Exercise brief: When you reach the line that contains "Transcribe this image's" in the entries below, begin returning lines exactly as written and continue through the last one.

Data listing:
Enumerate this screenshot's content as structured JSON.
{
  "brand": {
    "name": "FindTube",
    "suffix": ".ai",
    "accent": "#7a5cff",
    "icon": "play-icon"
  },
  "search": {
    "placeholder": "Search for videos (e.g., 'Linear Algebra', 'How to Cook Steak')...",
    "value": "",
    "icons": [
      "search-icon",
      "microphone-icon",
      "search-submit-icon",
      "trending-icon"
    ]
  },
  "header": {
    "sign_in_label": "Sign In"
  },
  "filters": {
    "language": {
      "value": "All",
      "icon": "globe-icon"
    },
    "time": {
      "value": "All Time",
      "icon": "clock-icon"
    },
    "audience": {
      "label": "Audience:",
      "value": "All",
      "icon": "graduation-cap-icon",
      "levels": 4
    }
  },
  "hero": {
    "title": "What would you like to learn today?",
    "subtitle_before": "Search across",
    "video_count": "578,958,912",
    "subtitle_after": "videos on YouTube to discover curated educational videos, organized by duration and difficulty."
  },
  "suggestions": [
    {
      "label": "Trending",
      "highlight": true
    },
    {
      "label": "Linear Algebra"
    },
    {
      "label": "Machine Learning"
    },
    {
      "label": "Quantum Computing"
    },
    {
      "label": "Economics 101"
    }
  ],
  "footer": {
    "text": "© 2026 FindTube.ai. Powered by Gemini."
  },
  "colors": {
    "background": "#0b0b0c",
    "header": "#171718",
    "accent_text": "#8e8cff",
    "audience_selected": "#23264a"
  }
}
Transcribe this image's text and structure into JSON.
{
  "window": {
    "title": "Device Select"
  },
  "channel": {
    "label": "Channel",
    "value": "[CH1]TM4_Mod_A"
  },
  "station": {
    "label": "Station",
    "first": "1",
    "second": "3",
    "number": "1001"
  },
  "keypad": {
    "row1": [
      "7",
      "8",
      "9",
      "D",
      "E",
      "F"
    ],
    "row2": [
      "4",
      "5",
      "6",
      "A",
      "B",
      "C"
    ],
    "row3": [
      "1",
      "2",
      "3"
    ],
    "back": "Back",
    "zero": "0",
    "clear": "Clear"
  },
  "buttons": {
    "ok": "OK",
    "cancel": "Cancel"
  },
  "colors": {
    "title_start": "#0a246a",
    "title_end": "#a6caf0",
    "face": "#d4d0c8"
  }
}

Task solution:
Transcribe this image's text and structure into JSON.
{
  "window": {
    "title": "Device Select"
  },
  "channel": {
    "label": "Channel",
    "value": "[CH1]TM4_Mod_A"
  },
  "station": {
    "label": "Station",
    "first": "1",
    "second": "3",
    "number": "1001"
  },
  "keypad": {
    "row1": [
      "7",
      "8",
      "9",
      "D",
      "E",
      "F"
    ],
    "row2": [
      "4",
      "5",
      "6",
      "A",
      "B",
      "C"
    ],
    "row3": [
      "1",
      "2",
      "3"
    ],
    "back": "Back",
    "zero": "0",
    "clear": "Clear"
  },
  "buttons": {
    "ok": "OK",
    "cancel": "Cancel"
  },
  "colors": {
    "title_start": "#0a246a",
    "title_end": "#a6caf0",
    "face": "#d4d0c8"
  }
}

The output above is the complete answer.